New York Times Book Review Notable Book of the Year
Los Angeles Times Best Book of the Year
London, 1782: center of science and commerce, home to the newly rich and the desperately poor. In the midst of it all is the Giant, O'Brien, a freak of nature, a man of song and story who trusts in myths, fairies, miracles, and little people. He has come from Ireland to exhibit his size for money. O'Brien's opposite is a man of science, the famed anatomist John Hunter, who lusts after the Giant's corpse as a medical curiosity, a boon to the advancement of scientific knowledge.
In her acclaimed novel, two-time Man Booker Prize winning author Hilary Mantel tells of the fated convergence of Ireland and England. As belief wrestles knowledge and science wrestles song, so The Giant, O'Brien calls to us from a fork in the road as a tale of time, and a timeless tale.

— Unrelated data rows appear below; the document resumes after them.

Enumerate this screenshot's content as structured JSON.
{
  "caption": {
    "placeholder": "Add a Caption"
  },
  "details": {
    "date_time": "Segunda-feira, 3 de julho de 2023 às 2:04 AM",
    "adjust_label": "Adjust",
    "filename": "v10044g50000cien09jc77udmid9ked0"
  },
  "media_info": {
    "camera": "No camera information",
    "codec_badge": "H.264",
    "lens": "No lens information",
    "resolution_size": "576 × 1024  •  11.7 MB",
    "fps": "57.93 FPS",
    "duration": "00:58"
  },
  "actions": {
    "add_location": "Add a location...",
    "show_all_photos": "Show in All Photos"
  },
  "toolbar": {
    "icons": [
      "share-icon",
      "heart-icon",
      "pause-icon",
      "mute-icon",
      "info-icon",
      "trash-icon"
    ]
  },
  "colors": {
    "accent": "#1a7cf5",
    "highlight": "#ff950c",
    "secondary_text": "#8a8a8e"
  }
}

The most engaging moments in Mantel's intriguing new novel occur when the uneducated Irish characters who make up the loutish retinue of "the Giant, O'Brien" converse. Perfectly imagining the vocabulary and inflections of Irish peasants whose stark ignorance leaves them agape at the wonders of 1782 London, Mantel produces dialogue that is at once credible and funny. Here, as in many of her novels (Eight Months on Ghazzah Street; An Experiment in Love), cultures collide, and individual human beings suffer as a consequence. Taking as her inspiration the 18th-century Irish giant Charles Byrnes, whose bones are still on exhibit in a London museum, Mantel has imagined the fate of the man, who leaves the dire poverty and scorched earth of the Irish countryside and comes to London entertaining grandiose fantasies of riches and respect, but who encounters disillusionment and his own mortality instead. In counterpoint to the giant, who lives in Ireland's glorious past, spinning folktales and fables to earn his bread, another emigre to London, Scottish surgeon James Hunter (also a real figure), is obsessed with the "modern" lure of scientific research, for which he needs bodies. Generally dependent on grave robbers for his corpses, Hunter realizes that the giant is moribund, and plots to win the cadaver. Mantel makes the most of the contrast between the steel-willed, splenetic Hunter and the gentle giant, a hedgerow scholar whose generous nature and naivete are his undoing. Her picture of late-18th-century London is brilliant--especially the gloom, filth and squalor in which the lower class exists, ruled by prejudice, superstition and strong drink. She also hits home with witty comments about the national characteristics of the English and the Irish. While the narrative fascinates with atmospheric detail, however, this novel lacks the artfully maintained suspense of Mantel's previous work. It is the rich background that sustains interest rather than the giant and his nemesis, both of whom remain shadowy figures.